    Course Grading

    Grades for your performance in this course will be awarded in accordance with the following scheme:

    M10 (Coursework Mark Scheme)
    Grade Mark Description
    FNS   Fail No Submission
    F 1-49 Fail
    P 50-64 Pass
    C 65-74 Credit
    D 75-84 Distinction
    HD 85-100 High Distinction
    CN   Continuing
    NFE   No Formal Examination
    RP   Result Pending

    Further details of the grades/results can be obtained from Examinations.

    Grade Descriptors are available which provide a general guide to the standard of work that is expected at each grade level. More information at Assessment for Coursework Programs.

    Final results for this course will be made available through Access Adelaide.

  • Student Feedback

    The University places a high priority on approaches to learning and teaching that enhance the student experience. Feedback is sought from students in a variety of ways including on-going engagement with staff, the use of online discussion boards and the use of Student Experience of Learning and Teaching (SELT) surveys as well as GOS surveys and Program reviews.

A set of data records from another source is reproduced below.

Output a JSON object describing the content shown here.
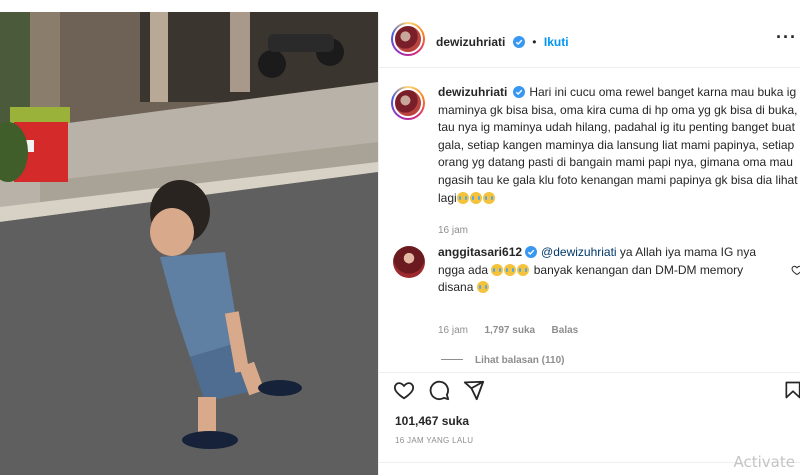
{
  "post": {
    "author": "dewizuhriati",
    "follow_label": "Ikuti",
    "separator": "•",
    "more_label": "···"
  },
  "caption": {
    "author": "dewizuhriati",
    "text": "Hari ini cucu oma rewel banget karna mau buka ig maminya gk bisa bisa, oma kira cuma di hp oma yg gk bisa di buka, tau nya ig maminya udah hilang, padahal ig itu penting banget buat gala, setiap kangen maminya dia lansung liat mami papinya, setiap orang yg datang pasti di bangain mami papi nya, gimana oma mau ngasih tau ke gala klu foto kenangan mami papinya gk bisa dia lihat lagi",
    "time": "16 jam",
    "emoji": "crying-face-emoji"
  },
  "comment": {
    "author": "anggitasari612",
    "mention": "@dewizuhriati",
    "text_part1": " ya Allah iya mama IG nya ngga ada ",
    "text_part2": " banyak kenangan dan DM-DM memory disana ",
    "time": "16 jam",
    "likes": "1,797 suka",
    "reply_label": "Balas",
    "view_replies": "Lihat balasan (110)"
  },
  "actions": {
    "like_icon": "heart-icon",
    "comment_icon": "comment-icon",
    "share_icon": "share-icon",
    "save_icon": "bookmark-icon"
  },
  "likes_count": "101,467 suka",
  "post_date": "16 JAM YANG LALU",
  "watermark": "Activate",
  "colors": {
    "link": "#0095f6",
    "mention": "#00376b",
    "muted": "#8e8e8e",
    "verified": "#3897f0"
  }
}
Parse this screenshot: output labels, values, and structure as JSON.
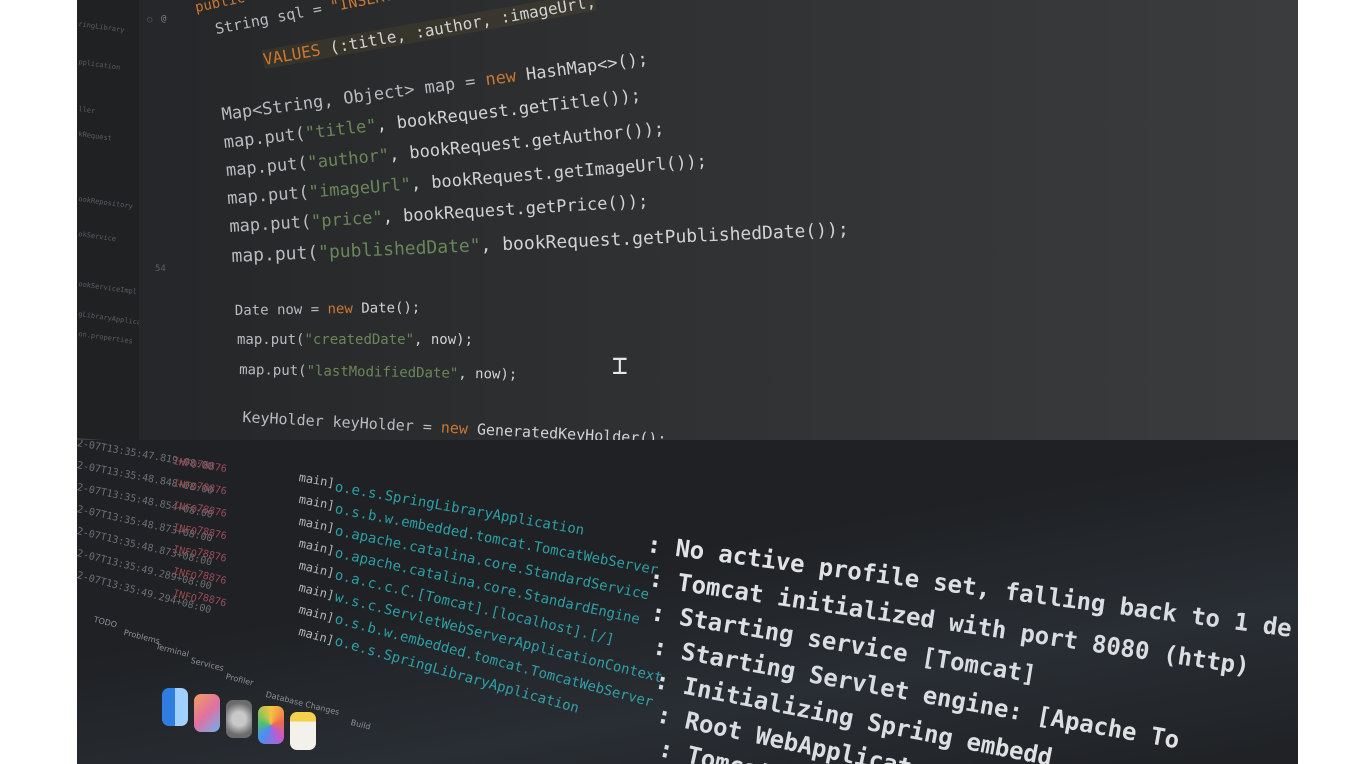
{
  "editor": {
    "sql_line": {
      "prefix": "public Integ",
      "decl": "String sql = ",
      "string": "\"INSERT INTO ",
      "rest": ":imageUrl,"
    },
    "values_line": {
      "kw": "VALUES",
      "text": " (:title, :author, :imageUrl,"
    },
    "gutter_line": "54",
    "lines": [
      {
        "parts": [
          {
            "t": "Map<String, Object> map = ",
            "c": "typ"
          },
          {
            "t": "new",
            "c": "kw"
          },
          {
            "t": " HashMap<>();",
            "c": "txt"
          }
        ]
      },
      {
        "parts": [
          {
            "t": "map.put(",
            "c": "typ"
          },
          {
            "t": "\"title\"",
            "c": "str"
          },
          {
            "t": ", bookRequest.getTitle());",
            "c": "txt"
          }
        ]
      },
      {
        "parts": [
          {
            "t": "map.put(",
            "c": "typ"
          },
          {
            "t": "\"author\"",
            "c": "str"
          },
          {
            "t": ", bookRequest.getAuthor());",
            "c": "txt"
          }
        ]
      },
      {
        "parts": [
          {
            "t": "map.put(",
            "c": "typ"
          },
          {
            "t": "\"imageUrl\"",
            "c": "str"
          },
          {
            "t": ", bookRequest.getImageUrl());",
            "c": "txt"
          }
        ]
      },
      {
        "parts": [
          {
            "t": "map.put(",
            "c": "typ"
          },
          {
            "t": "\"price\"",
            "c": "str"
          },
          {
            "t": ", bookRequest.getPrice());",
            "c": "txt"
          }
        ]
      },
      {
        "parts": [
          {
            "t": "map.put(",
            "c": "typ"
          },
          {
            "t": "\"publishedDate\"",
            "c": "str"
          },
          {
            "t": ", bookRequest.getPublishedDate());",
            "c": "txt"
          }
        ]
      },
      {
        "parts": [
          {
            "t": "Date now = ",
            "c": "typ"
          },
          {
            "t": "new",
            "c": "kw"
          },
          {
            "t": " Date();",
            "c": "txt"
          }
        ]
      },
      {
        "parts": [
          {
            "t": "map.put(",
            "c": "typ"
          },
          {
            "t": "\"createdDate\"",
            "c": "str"
          },
          {
            "t": ", now);",
            "c": "txt"
          }
        ]
      },
      {
        "parts": [
          {
            "t": "map.put(",
            "c": "typ"
          },
          {
            "t": "\"lastModifiedDate\"",
            "c": "str"
          },
          {
            "t": ", now);",
            "c": "txt"
          }
        ]
      },
      {
        "parts": [
          {
            "t": "KeyHolder keyHolder = ",
            "c": "typ"
          },
          {
            "t": "new",
            "c": "kw"
          },
          {
            "t": " GeneratedKeyHolder();",
            "c": "txt"
          }
        ]
      }
    ]
  },
  "project_tree": {
    "items": [
      "ringLibrary",
      "pplication",
      "ller",
      "kRequest",
      "ookRepository",
      "okService",
      "ookServiceImpl",
      "gLibraryApplication",
      "on.properties"
    ]
  },
  "console": {
    "rows": [
      {
        "ts": "2-07T13:35:47.819+08:00",
        "lvl": "INFO",
        "pid": "78876",
        "thread": "main]",
        "logger": "o.e.s.SpringLibraryApplication",
        "message": ": No active profile set, falling back to 1 de"
      },
      {
        "ts": "2-07T13:35:48.848+08:00",
        "lvl": "INFO",
        "pid": "78876",
        "thread": "main]",
        "logger": "o.s.b.w.embedded.tomcat.TomcatWebServer",
        "message": ": Tomcat initialized with port 8080 (http)"
      },
      {
        "ts": "2-07T13:35:48.854+08:00",
        "lvl": "INFO",
        "pid": "78876",
        "thread": "main]",
        "logger": "o.apache.catalina.core.StandardService",
        "message": ": Starting service [Tomcat]"
      },
      {
        "ts": "2-07T13:35:48.873+08:00",
        "lvl": "INFO",
        "pid": "78876",
        "thread": "main]",
        "logger": "o.apache.catalina.core.StandardEngine",
        "message": ": Starting Servlet engine: [Apache To"
      },
      {
        "ts": "2-07T13:35:48.873+08:00",
        "lvl": "INFO",
        "pid": "78876",
        "thread": "main]",
        "logger": "o.a.c.c.C.[Tomcat].[localhost].[/]",
        "message": ": Initializing Spring embedd"
      },
      {
        "ts": "2-07T13:35:49.289+08:00",
        "lvl": "INFO",
        "pid": "78876",
        "thread": "main]",
        "logger": "w.s.c.ServletWebServerApplicationContext",
        "message": ": Root WebApplicat"
      },
      {
        "ts": "2-07T13:35:49.294+08:00",
        "lvl": "INFO",
        "pid": "78876",
        "thread": "main]",
        "logger": "o.s.b.w.embedded.tomcat.TomcatWebServer",
        "message": ": Tomcat"
      },
      {
        "ts": "",
        "lvl": "",
        "pid": "",
        "thread": "main]",
        "logger": "o.e.s.SpringLibraryApplication",
        "message": ""
      }
    ]
  },
  "bottom_tabs": [
    "TODO",
    "Problems",
    "Terminal",
    "Services",
    "Profiler",
    "Database Changes",
    "Build"
  ],
  "dock_icons": [
    "finder-icon",
    "launchpad-icon",
    "system-preferences-icon",
    "photos-icon",
    "notes-icon"
  ],
  "colors": {
    "keyword": "#cc7832",
    "string": "#6a8759",
    "logger": "#2aa0a6",
    "message": "#e2e3e4"
  }
}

    SELTs are an important source of information to inform individual teaching practice, decisions about teaching duties, and course and program curriculum design. They enable the University to assess how effectively its learning environments and teaching practices facilitate student engagement and learning outcomes. Under the current SELT Policy (http://www.adelaide.edu.au/policies/101/) course SELTs are mandated and must be conducted at the conclusion of each term/semester/trimester for every course offering. Feedback on issues raised through course SELT surveys is made available to enrolled students through various resources (e.g. MyUni). In addition aggregated course SELT data is available.

  • Student Support
  • Policies & Guidelines
  • Fraud Awareness

    Students are reminded that in order to maintain the academic integrity of all programs and courses, the university has a zero-tolerance approach to students offering money or significant value goods or services to any staff member who is involved in their teaching or assessment. Students offering lecturers or tutors or professional staff anything more than a small token of appreciation is totally unacceptable, in any circumstances. Staff members are obliged to report all such incidents to their supervisor/manager, who will refer them for action under the university's student’s disciplinary procedures.

The University of Adelaide is committed to regular reviews of the courses and programs it offers to students. The University of Adelaide therefore reserves the right to discontinue or vary programs and courses without notice. Please read the important information contained in the disclaimer.